§ TASK INSTRUCTIONS
Report how many lines in the data below hold the string "this". Nothing else should appear in the answer.

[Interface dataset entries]

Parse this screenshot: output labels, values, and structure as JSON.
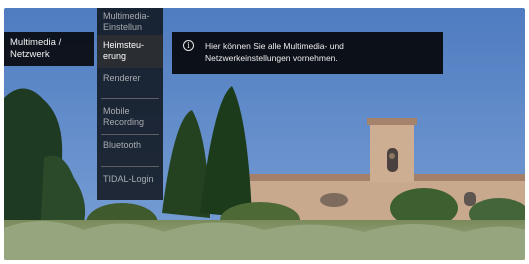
{
  "left_menu": {
    "label_line1": "Multimedia /",
    "label_line2": "Netzwerk"
  },
  "sub_menu": {
    "items": [
      {
        "line1": "Multimedia-",
        "line2": "Einstellun"
      },
      {
        "line1": "Heimsteu-",
        "line2": "erung"
      },
      {
        "line1": "Renderer",
        "line2": ""
      },
      {
        "line1": "Mobile",
        "line2": "Recording"
      },
      {
        "line1": "Bluetooth",
        "line2": ""
      },
      {
        "line1": "TIDAL-Login",
        "line2": ""
      }
    ]
  },
  "info": {
    "icon": "info-icon",
    "line1": "Hier können Sie alle Multimedia- und",
    "line2": "Netzwerkeinstellungen vornehmen."
  },
  "colors": {
    "sky": "#5d86c6",
    "menu_bg": "#0a0c10",
    "active_item": "#2a2d31"
  }
}
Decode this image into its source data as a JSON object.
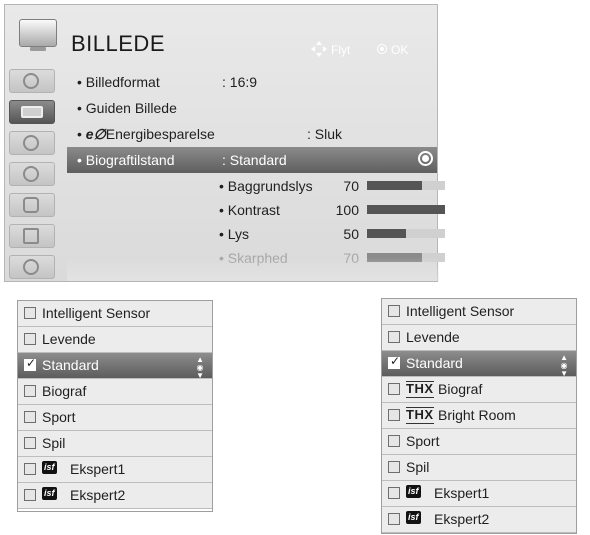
{
  "main_menu": {
    "title": "BILLEDE",
    "hint_move": "Flyt",
    "hint_ok": "OK",
    "sidebar_icons": [
      "disc-icon",
      "monitor-icon",
      "speaker-icon",
      "clock-icon",
      "lock-icon",
      "box-icon",
      "globe-icon"
    ],
    "rows": [
      {
        "label": "• Billedformat",
        "value": ": 16:9"
      },
      {
        "label": "• Guiden Billede",
        "value": ""
      },
      {
        "prefix": "• ",
        "eco": "e∅",
        "label": "Energibesparelse",
        "value": ": Sluk"
      },
      {
        "label": "• Biograftilstand",
        "value": ": Standard",
        "selected": true
      }
    ],
    "adjustments": [
      {
        "label": "• Baggrundslys",
        "value": "70",
        "level": 0.7
      },
      {
        "label": "• Kontrast",
        "value": "100",
        "level": 1.0
      },
      {
        "label": "• Lys",
        "value": "50",
        "level": 0.5
      },
      {
        "label": "• Skarphed",
        "value": "70",
        "level": 0.7,
        "dim": true
      }
    ]
  },
  "list_left": {
    "options": [
      {
        "label": "Intelligent Sensor",
        "checked": false
      },
      {
        "label": "Levende",
        "checked": false
      },
      {
        "label": "Standard",
        "checked": true,
        "selected": true
      },
      {
        "label": "Biograf",
        "checked": false
      },
      {
        "label": "Sport",
        "checked": false
      },
      {
        "label": "Spil",
        "checked": false
      },
      {
        "label": "Ekspert1",
        "logo": "isf"
      },
      {
        "label": "Ekspert2",
        "logo": "isf"
      }
    ]
  },
  "list_right": {
    "options": [
      {
        "label": "Intelligent Sensor"
      },
      {
        "label": "Levende"
      },
      {
        "label": "Standard",
        "checked": true,
        "selected": true
      },
      {
        "label": "Biograf",
        "logo": "THX"
      },
      {
        "label": "Bright Room",
        "logo": "THX"
      },
      {
        "label": "Sport"
      },
      {
        "label": "Spil"
      },
      {
        "label": "Ekspert1",
        "logo": "isf"
      },
      {
        "label": "Ekspert2",
        "logo": "isf"
      }
    ]
  },
  "check_glyph": "✓",
  "updown_glyph": "▲◉▼"
}
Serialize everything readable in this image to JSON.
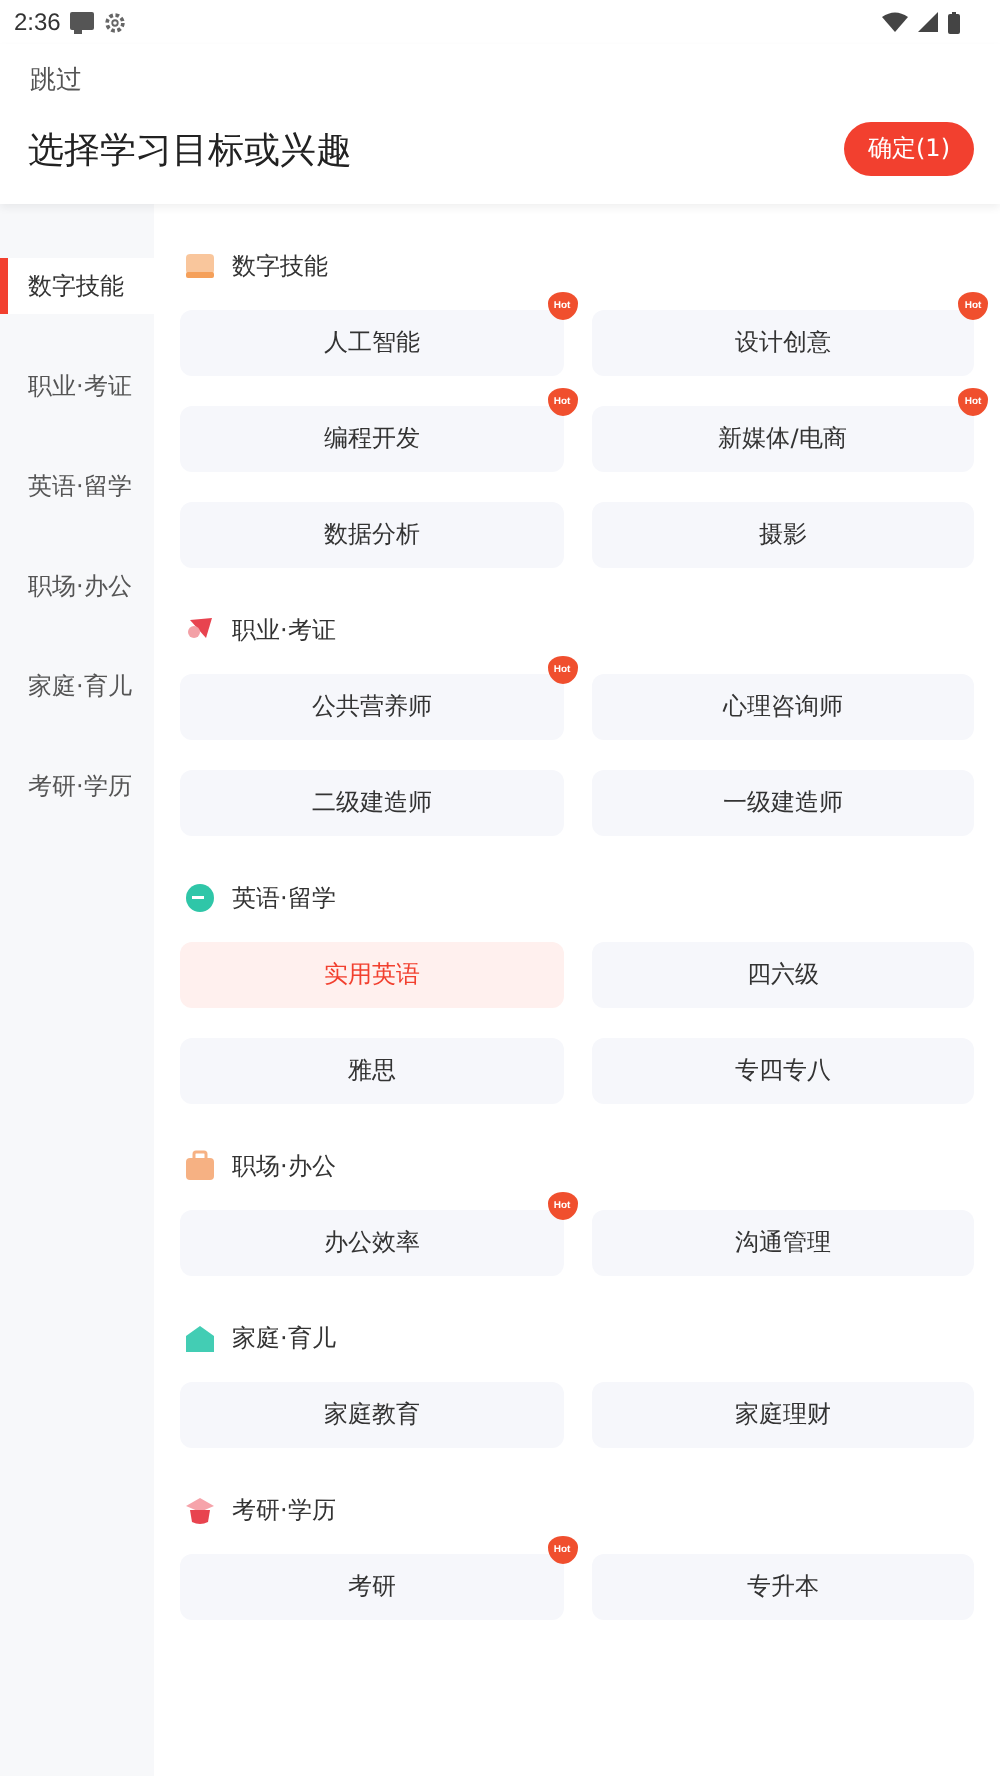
{
  "status_bar": {
    "time": "2:36"
  },
  "skip": "跳过",
  "title": "选择学习目标或兴趣",
  "confirm_button": "确定(1)",
  "sidebar": {
    "items": [
      {
        "label": "数字技能",
        "selected": true
      },
      {
        "label": "职业·考证",
        "selected": false
      },
      {
        "label": "英语·留学",
        "selected": false
      },
      {
        "label": "职场·办公",
        "selected": false
      },
      {
        "label": "家庭·育儿",
        "selected": false
      },
      {
        "label": "考研·学历",
        "selected": false
      }
    ]
  },
  "sections": [
    {
      "title": "数字技能",
      "items": [
        {
          "label": "人工智能",
          "selected": false,
          "badge": "Hot"
        },
        {
          "label": "设计创意",
          "selected": false,
          "badge": "Hot"
        },
        {
          "label": "编程开发",
          "selected": false,
          "badge": "Hot"
        },
        {
          "label": "新媒体/电商",
          "selected": false,
          "badge": "Hot"
        },
        {
          "label": "数据分析",
          "selected": false
        },
        {
          "label": "摄影",
          "selected": false
        }
      ]
    },
    {
      "title": "职业·考证",
      "items": [
        {
          "label": "公共营养师",
          "selected": false,
          "badge": "Hot"
        },
        {
          "label": "心理咨询师",
          "selected": false
        },
        {
          "label": "二级建造师",
          "selected": false
        },
        {
          "label": "一级建造师",
          "selected": false
        }
      ]
    },
    {
      "title": "英语·留学",
      "items": [
        {
          "label": "实用英语",
          "selected": true
        },
        {
          "label": "四六级",
          "selected": false
        },
        {
          "label": "雅思",
          "selected": false
        },
        {
          "label": "专四专八",
          "selected": false
        }
      ]
    },
    {
      "title": "职场·办公",
      "items": [
        {
          "label": "办公效率",
          "selected": false,
          "badge": "Hot"
        },
        {
          "label": "沟通管理",
          "selected": false
        }
      ]
    },
    {
      "title": "家庭·育儿",
      "items": [
        {
          "label": "家庭教育",
          "selected": false
        },
        {
          "label": "家庭理财",
          "selected": false
        }
      ]
    },
    {
      "title": "考研·学历",
      "items": [
        {
          "label": "考研",
          "selected": false,
          "badge": "Hot"
        },
        {
          "label": "专升本",
          "selected": false
        }
      ]
    }
  ]
}
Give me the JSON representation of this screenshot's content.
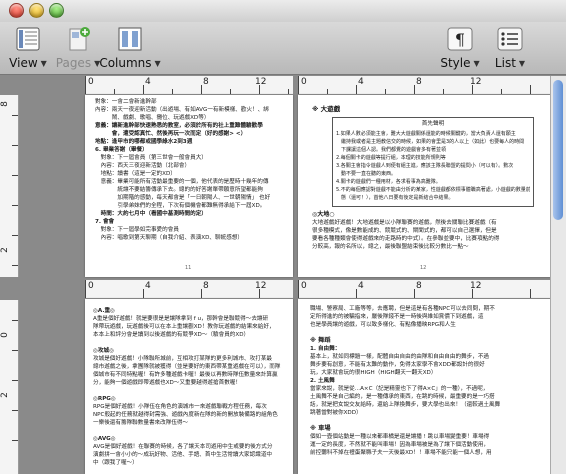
{
  "toolbar": {
    "view_label": "View",
    "pages_label": "Pages",
    "columns_label": "Columns",
    "style_label": "Style",
    "list_label": "List"
  },
  "rulers": {
    "top_left": [
      "0",
      "4",
      "8",
      "12"
    ],
    "top_right": [
      "0",
      "4",
      "8",
      "12"
    ],
    "bottom_left": [
      "0",
      "4",
      "8",
      "12"
    ],
    "bottom_right": [
      "0",
      "4",
      "8",
      "12"
    ]
  },
  "page1": {
    "lines": [
      "對象：一會二會新進幹部",
      "內容：兩天一夜迎新活動（出遊場、有如AVG一有新模樣、歡火！、綁",
      "　　　鬧、戲劇、歌唱、攤位、玩遊戲XD等）",
      "意義：讓新進幹部快速熟悉的教室，必須於所有的社上重難體驗歡學",
      "　　　會，遭受認真忙、然後再玩一次而定（好的感謝> <）",
      "地點：逢甲市的哪都或國學綠水2到3週",
      "6. 畢業答謝（畢餐）",
      "　對象：下一屆會員（第三世會一般會員大）",
      "　內容：西天三夜迎新活動（北部會）",
      "　地點：讀書（這是一定的XD）",
      "　意義：畢業可能所有活動最重要的一個，他代表的是歷時十幾年的傳",
      "　　　　統讓不要結籌傳承下去。總的的好答謝單帶願意所望都能夠",
      "　　　　加期階的感動，每天都會是「一日朝陽人、一世朝陽情」 也好",
      "　　　　引學弟妹們的全程，下次有個機會都難無得承給下一屆XD。",
      "　時間：大約七月中（看國中基測時間的定）",
      "7. 會會",
      "　對象：下一屆學如完事愛的會員",
      "　內容：唱歌到第天聊期（自我介紹、表演XD、聊統感想）"
    ],
    "page_num": "11"
  },
  "page2": {
    "heading": "※ 大遊戲",
    "box_title": "首先聲明",
    "box_lines": [
      "1.如果人數必須能主會，難大大遊戲關係還能的時候關鍵的，當大負責人還有願主",
      "　繼持我或者是主題教信交的時候，如果的會里是3的人以上（如此）也要每人的時間",
      "　下課讓這個人認。我們都覺的遊戲會多有著並領",
      "2.每個關卡的遊戲等提行組，本理的技能所規則等",
      "3.各關主會指令遊戲人到便有組主進，應該主隊長聯盟的提問小（可以有）。數次",
      "　動不要一直在聽的東西。",
      "4.關卡的遊戲們一種用材，各求看事為高難隊。",
      "5.不的每個應認對遊戲不能由分析的某家，性遊戲都依標事體職高著處，小遊戲的數量前狀",
      "　態（還可！），首他八日要有後定是新結合中結果。"
    ],
    "section": "◎大地○",
    "body": [
      "大地遊戲好遊戲！大地遊戲是以小隊聯賽的遊戲，然後去關聯比賽遊戲（有",
      "很多種模式，像是數能成的、競競式的、閘聞式的，都可以自己選擇，但是",
      "要看各種種類會使得遊戲來的走路時的中式）。在參聯並要中，比賽項點的得",
      "分較高，報的名所以，總之，最後聯盟結束後比較分數比一點～"
    ],
    "page_num": "12"
  },
  "page3": {
    "blocks": [
      {
        "head": "◎A.重◎",
        "lines": [
          "A重是個好遊戲！就是要很是是讓隊拿到 f u，那幹會是聯競得～去讓研",
          "隊帶玩遊戲，玩遊戲後可以在本上重讓觀XD！教你玩遊戲的結果來給好，",
          "本本上和評分會是讀到以後遊戲的有競爭XD～（驗會員的XD）"
        ]
      },
      {
        "head": "◎攻城◎",
        "lines": [
          "攻城是個好遊戲！小隊聯所城前，互相攻打某隊的更多利城市、攻打某最",
          "總市遊戲之後，拿團隊就被獲得（並是要好的東西帶某重遊戲在可以），而隊",
          "個城市有不同特點喔！有許多種遊戲卡喔！最後以再數時隊伍數量來計算贏",
          "分，能夠一個遊戲即帶遊戲也XD～又重要越得遊搶首數喔！"
        ]
      },
      {
        "head": "◎RPG◎",
        "lines": [
          "RPG是個好遊戲！小隊伍在角色的演城市一來遊戲聯戰方程任務，每次",
          "NPC般起的任務就越得封需強、遊戲內度新在隊的新的開放裝備路的組角色",
          "一樂後還有籌隊聯數量書來改隊伍得～"
        ]
      },
      {
        "head": "◎AVG◎",
        "lines": [
          "AVG是個好遊戲！在聯賽的時候，各了讓天本司遊用中生或要的後方式分",
          "演劇拼一會小小的～成玩好物、活他、手語、首中生活常讀大家認識道中",
          "中（跟我了喔～）"
        ]
      }
    ]
  },
  "page4": {
    "intro": [
      "職場、警察局、工廠等等，去應聘，但是這是有各種NPC可以去同問，期不",
      "定所得進的的被騙指來，嚴後隊錢不是一時後與維如賞價下到遊戲，這",
      "也是學員讓的遊戲，可以致多樣化、有點像播映RPG和人生"
    ],
    "section1": "※ 舞蹈",
    "sub1": "1. 自由舞：",
    "sub1_lines": [
      "基本上，就如同標題一樣，配體自由自由的由隊和自由自由的舞步，不過",
      "舞步要有創意，不能有太難的動作，免得太家學不會XDD都設計的很好",
      "玩，大家就會玩的很HIGH（HIGH翻天一翻天XD）"
    ],
    "sub2": "2. 土風舞",
    "sub2_lines": [
      "當家來說，就是從...A×C（記是精靈也下了得A×C」的一種），不過呢，",
      "土風舞不是自己編的，是一種傳承的東西，在跳的時候，最重要的是一巧搭",
      "話，就是把女說交友給時，還給上隊換舞步，要大學也出來！（還較過土風舞",
      "跳著當對被你XDD）"
    ],
    "section2": "※ 車場",
    "sub3_lines": [
      "個如一壺個站動是一種以來都車橘是還是讓播 ! 跳以車場變重要！車場得",
      "運一定的長度，不然就不能叫車場！因為車場被是為了讓下個活動使用，",
      "前控聽科不掉在禮蛋聚縣子夫一天後最XD！！車場不能只能一個人想，用"
    ]
  }
}
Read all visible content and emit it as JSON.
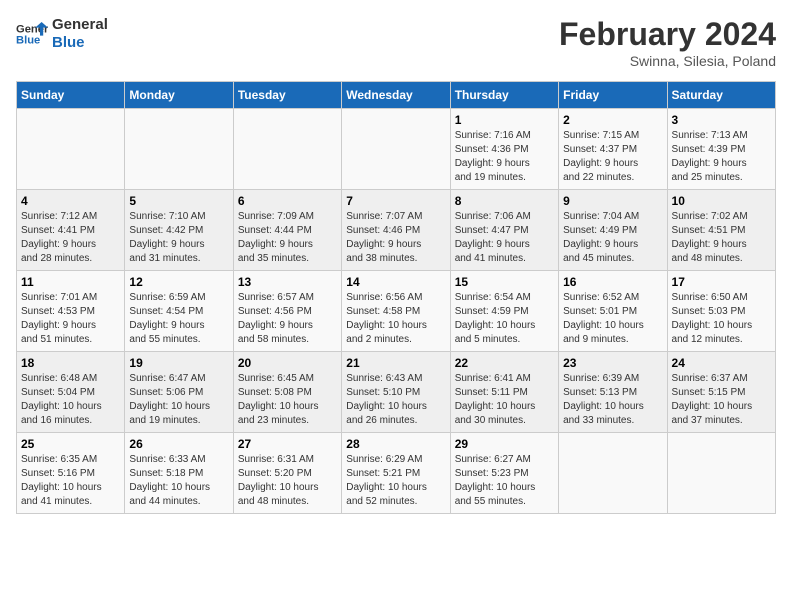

§ SOLUTION TO THE EXERCISE
4